The former owners of the Chene Vert, who also sold newspapers and cigarettes, rolled down the shutters for the last time in December 2018, leaving the village of 900 people without a central meeting point.
The decline in Congrier's fortunes is mirrored in small towns and villages across rural France where empty properties and vacant shopfronts tell of the slow decay of local businesses.
Sureau and Buisine were handpicked by the company Groupe SOS, which specialises in social projects and targets re-opening 1000 cafes this year in struggling villages.
"We won't just be running a cafe," Buisine said, surrounded by boxes in the house the local mayor has given them rent-free for six months as they seek to revive a cafe that was once the heartbeat of the village.
"We'll open a post office, a small store, there will be a games room with billiards and darts. We'll host themed parties and do roast chicken on Sundays for churchgoers leaving mass."
Many villages are battling to hold onto local businesses in an era of e-commerce and out-of-town shopping malls.

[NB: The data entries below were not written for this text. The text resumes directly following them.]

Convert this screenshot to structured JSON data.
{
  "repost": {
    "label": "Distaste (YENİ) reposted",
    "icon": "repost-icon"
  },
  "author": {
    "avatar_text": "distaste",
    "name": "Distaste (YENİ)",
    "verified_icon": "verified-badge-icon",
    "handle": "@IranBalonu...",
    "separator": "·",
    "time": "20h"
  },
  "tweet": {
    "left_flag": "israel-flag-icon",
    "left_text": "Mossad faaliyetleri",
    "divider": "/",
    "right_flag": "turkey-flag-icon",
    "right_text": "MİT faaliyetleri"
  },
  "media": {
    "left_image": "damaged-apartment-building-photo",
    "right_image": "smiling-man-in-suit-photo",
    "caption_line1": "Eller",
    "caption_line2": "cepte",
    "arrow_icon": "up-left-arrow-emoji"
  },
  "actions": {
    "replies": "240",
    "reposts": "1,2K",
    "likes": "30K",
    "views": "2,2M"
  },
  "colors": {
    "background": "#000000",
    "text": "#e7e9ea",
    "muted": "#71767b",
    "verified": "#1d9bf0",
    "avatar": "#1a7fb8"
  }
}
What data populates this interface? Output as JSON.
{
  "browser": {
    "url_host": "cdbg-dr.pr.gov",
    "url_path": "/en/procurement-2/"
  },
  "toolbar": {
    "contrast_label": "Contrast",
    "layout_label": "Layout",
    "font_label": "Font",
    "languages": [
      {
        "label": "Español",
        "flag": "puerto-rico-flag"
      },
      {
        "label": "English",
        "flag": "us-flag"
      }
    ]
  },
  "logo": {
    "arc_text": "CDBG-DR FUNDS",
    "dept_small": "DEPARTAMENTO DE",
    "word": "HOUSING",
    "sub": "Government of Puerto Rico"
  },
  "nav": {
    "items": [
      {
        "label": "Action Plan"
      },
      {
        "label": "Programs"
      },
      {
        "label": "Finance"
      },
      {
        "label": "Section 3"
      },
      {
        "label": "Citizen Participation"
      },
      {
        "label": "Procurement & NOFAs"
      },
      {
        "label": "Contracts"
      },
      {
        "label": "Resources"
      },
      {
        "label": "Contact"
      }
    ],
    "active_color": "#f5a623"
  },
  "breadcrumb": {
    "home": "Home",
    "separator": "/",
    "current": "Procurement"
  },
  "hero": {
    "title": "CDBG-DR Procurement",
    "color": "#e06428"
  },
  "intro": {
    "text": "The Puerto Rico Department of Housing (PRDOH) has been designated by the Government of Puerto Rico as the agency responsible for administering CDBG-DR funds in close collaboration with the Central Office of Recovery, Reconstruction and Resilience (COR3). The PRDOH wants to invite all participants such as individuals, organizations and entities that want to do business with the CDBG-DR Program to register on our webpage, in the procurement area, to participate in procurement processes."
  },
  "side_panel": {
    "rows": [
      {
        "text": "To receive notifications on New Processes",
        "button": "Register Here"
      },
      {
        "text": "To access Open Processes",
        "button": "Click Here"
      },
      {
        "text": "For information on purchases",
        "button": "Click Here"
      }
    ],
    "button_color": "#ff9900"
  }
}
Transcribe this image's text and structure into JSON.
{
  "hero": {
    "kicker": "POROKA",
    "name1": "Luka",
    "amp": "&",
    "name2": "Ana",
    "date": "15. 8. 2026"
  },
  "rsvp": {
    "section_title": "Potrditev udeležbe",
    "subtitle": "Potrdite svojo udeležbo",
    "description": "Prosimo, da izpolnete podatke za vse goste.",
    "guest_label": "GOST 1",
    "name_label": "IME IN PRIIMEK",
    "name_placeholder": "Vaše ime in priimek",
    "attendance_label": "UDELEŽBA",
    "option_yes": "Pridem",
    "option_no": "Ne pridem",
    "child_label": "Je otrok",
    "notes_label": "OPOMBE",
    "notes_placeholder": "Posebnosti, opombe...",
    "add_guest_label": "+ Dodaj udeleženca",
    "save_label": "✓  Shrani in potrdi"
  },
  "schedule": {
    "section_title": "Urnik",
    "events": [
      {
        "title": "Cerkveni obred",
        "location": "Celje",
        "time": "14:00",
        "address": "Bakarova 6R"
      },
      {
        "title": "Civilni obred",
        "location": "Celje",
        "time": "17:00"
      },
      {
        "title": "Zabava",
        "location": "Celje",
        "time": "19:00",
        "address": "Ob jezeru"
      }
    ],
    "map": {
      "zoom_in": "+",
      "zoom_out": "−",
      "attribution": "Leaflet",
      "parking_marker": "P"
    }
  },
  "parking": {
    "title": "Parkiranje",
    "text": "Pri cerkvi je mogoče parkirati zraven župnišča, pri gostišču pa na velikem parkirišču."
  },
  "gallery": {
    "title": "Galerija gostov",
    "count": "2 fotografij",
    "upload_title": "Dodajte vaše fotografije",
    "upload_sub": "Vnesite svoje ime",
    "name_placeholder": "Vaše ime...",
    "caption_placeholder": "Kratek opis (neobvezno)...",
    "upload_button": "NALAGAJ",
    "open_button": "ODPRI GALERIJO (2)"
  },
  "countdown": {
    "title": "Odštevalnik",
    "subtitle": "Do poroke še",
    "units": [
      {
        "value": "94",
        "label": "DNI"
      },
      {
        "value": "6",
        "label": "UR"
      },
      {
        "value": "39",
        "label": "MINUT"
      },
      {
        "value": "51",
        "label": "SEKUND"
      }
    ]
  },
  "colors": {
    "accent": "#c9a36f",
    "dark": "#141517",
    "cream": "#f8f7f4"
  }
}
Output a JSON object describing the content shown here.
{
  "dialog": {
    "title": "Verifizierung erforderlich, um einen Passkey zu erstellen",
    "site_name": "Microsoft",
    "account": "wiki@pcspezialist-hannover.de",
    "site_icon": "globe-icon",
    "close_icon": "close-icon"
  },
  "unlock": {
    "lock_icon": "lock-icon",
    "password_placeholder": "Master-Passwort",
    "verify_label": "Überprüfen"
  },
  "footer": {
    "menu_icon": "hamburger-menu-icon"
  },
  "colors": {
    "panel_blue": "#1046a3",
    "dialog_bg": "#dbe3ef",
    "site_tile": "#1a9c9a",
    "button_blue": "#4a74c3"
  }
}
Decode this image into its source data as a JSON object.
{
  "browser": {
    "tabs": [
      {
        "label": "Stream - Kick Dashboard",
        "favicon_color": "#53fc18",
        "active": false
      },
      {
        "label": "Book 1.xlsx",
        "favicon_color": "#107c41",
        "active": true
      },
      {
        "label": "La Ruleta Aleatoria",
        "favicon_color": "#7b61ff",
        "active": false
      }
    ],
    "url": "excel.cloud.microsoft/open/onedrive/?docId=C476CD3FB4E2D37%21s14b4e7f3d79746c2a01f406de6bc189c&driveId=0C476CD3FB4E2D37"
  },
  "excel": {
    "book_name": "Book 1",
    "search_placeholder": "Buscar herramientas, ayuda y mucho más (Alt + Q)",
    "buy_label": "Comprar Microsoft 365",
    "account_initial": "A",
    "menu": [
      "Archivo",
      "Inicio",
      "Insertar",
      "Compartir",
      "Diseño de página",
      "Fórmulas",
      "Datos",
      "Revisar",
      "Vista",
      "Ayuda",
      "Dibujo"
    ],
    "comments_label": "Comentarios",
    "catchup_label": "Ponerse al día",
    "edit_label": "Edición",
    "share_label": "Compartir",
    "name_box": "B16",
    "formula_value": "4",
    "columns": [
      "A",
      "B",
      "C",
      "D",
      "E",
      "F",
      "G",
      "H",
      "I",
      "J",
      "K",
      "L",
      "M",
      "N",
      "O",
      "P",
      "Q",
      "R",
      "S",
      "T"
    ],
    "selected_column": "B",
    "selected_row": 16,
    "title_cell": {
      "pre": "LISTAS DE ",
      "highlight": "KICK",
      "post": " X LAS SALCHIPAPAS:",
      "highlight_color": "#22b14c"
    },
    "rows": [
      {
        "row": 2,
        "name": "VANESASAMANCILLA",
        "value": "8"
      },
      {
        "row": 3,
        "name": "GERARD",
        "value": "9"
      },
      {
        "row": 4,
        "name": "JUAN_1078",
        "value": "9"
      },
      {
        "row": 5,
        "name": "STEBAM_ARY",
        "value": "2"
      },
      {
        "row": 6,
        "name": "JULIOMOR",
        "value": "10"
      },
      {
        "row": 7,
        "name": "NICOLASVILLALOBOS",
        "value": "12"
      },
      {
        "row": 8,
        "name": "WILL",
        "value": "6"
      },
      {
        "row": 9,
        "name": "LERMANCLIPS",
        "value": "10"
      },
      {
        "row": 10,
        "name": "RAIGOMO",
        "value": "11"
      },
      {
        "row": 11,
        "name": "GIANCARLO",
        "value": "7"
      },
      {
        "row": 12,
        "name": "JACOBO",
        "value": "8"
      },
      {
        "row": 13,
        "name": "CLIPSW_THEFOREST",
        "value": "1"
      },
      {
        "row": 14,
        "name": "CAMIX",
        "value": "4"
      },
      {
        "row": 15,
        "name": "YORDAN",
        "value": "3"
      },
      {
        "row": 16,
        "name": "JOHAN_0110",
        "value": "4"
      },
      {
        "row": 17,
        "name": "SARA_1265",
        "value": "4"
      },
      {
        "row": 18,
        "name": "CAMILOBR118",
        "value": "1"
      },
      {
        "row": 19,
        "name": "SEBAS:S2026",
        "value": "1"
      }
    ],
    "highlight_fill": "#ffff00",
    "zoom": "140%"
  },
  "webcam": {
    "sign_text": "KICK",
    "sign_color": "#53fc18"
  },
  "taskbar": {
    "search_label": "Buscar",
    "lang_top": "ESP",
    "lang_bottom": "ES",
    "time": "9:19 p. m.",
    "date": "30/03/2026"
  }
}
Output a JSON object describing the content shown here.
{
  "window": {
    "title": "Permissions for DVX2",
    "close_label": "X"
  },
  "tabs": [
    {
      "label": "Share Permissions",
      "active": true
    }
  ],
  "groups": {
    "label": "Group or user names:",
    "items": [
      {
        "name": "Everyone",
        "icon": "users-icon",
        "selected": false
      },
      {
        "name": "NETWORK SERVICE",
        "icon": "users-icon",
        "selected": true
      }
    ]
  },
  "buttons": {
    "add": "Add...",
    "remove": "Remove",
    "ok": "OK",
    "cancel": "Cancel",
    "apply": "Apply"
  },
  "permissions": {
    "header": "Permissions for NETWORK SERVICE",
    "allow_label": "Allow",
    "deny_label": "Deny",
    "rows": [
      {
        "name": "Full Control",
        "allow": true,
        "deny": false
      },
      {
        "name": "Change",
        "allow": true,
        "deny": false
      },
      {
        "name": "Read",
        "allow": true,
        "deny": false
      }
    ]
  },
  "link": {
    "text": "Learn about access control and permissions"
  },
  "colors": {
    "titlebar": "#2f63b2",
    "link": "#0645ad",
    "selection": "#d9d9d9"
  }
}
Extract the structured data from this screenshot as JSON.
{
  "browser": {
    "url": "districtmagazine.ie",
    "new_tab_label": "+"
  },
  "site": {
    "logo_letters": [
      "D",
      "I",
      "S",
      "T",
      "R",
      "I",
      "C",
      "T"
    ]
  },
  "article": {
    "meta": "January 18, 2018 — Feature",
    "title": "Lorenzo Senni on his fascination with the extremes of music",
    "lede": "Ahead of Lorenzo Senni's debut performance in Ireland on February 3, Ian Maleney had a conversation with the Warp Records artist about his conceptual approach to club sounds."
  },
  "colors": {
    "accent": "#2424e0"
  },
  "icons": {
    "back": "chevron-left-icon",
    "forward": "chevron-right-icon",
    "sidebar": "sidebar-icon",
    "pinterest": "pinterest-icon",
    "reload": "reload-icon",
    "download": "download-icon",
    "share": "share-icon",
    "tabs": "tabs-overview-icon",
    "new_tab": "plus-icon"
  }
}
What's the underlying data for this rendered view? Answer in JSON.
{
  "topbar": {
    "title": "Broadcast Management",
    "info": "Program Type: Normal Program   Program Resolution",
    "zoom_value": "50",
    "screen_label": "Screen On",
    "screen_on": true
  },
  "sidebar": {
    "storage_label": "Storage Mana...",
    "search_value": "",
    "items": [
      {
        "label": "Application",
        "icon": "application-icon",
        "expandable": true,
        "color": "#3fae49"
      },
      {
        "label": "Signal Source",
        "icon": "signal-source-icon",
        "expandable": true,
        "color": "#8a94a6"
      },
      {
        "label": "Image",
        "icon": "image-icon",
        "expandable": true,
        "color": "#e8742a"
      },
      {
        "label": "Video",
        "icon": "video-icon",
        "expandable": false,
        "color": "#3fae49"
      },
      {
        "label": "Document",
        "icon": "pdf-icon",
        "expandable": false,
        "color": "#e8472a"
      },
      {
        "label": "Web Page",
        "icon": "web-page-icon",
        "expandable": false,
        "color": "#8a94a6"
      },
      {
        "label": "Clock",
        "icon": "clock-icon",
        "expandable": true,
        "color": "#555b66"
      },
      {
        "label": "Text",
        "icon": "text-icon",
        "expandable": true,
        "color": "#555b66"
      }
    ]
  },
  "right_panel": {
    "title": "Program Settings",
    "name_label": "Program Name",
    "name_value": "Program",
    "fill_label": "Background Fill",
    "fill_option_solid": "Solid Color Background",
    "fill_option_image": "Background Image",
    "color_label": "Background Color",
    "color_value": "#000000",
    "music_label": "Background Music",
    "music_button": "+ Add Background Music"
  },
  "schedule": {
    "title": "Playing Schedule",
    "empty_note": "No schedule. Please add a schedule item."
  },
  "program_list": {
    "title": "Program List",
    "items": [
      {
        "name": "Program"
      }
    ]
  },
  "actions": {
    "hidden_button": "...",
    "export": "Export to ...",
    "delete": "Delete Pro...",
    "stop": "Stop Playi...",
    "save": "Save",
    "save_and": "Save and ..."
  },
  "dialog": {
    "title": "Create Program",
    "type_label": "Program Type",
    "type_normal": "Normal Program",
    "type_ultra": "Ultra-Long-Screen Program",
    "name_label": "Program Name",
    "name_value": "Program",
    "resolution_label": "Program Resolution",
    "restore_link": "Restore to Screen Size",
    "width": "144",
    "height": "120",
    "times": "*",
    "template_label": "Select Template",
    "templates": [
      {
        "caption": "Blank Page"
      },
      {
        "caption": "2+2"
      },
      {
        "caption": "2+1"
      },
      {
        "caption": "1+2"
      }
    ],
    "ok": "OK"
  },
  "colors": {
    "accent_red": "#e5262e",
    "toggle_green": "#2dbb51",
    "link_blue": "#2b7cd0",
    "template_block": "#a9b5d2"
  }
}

More than one in every two French communes is now without a village shop.
The deterioration of local services and a sense of abandonment and anger in villages like Congrier in the western region of Pays de la Loire helped turn the "yellow vest" fuel protests into a general protest against President Emmanuel Macron.
Those anti-government protests roiled France for months and highlighted the extent to which many French people living outside big cities and towns feel their communities are being hollowed out and ignored by Paris.
"We desperately need a convivial meeting place," Congrier mayor Herve Tison said. "I used to see folk in the bar whom I no longer see."
The project – dubbed "1000 cafes" – has received bids from 550 villages to help resuscitate their local cafe and applications from about 1500 people to run them.
Sureau and Buisine paid nothing for the premises and, in addition to the free rent, the mayor's office will finance renovations to the tune of €10,000 ($16,100). They hope to re-open in March, much to the joy of locals.
Meanwhile, on the same day the pension reforms were due to be debated in parliament, the government has backed away from a plan to abolish Macron's alma mater, an elite finishing school for future leaders and civil service mandarins, instead promising to reform it and diversify its intake.
For Macron abolishing the Ecole Nationale d'Administration (ENA) was a gesture towards the yellow-vest protesters and provincials who see him as the remote, arrogant figurehead of a metropolitan ruling caste.
However, the plan set him on a collision course with the French establishment.
The change in plans was announced by Prime Minister Edouard Philippe, who like the President is a ENA alumni.
When Charles de Gaulle founded the ENA in 1945, it was designed to train an elite cadre of senior civil servants, but one supposedly chosen on merit.
However, the college has come to symbolise inequality as it is seen as a close-knit club that dominates politics and business.
Entry to the ENA is so difficult that in practice it is reserved mainly for students from upper class backgrounds who have attended the best schools.
For a president already facing protests and strikes over his economic reforms and plans to overhaul France's generous pension and welfare systems, it may have been a battle too many.
Instead, Philippe said the government would implement a plan for "the social and geographic diversification" of the school and those entering the upper echelons of the civil service.
It will be replaced by a "public management school" with a broader remit, but the internationally recognised ENA brand will be maintained.
The prestigious alma mater of four of France's last 10 presidents is a postgraduate college enjoying a similar status to Britain's Oxford or Cambridge, but it is much smaller, with only about 100 places available each year.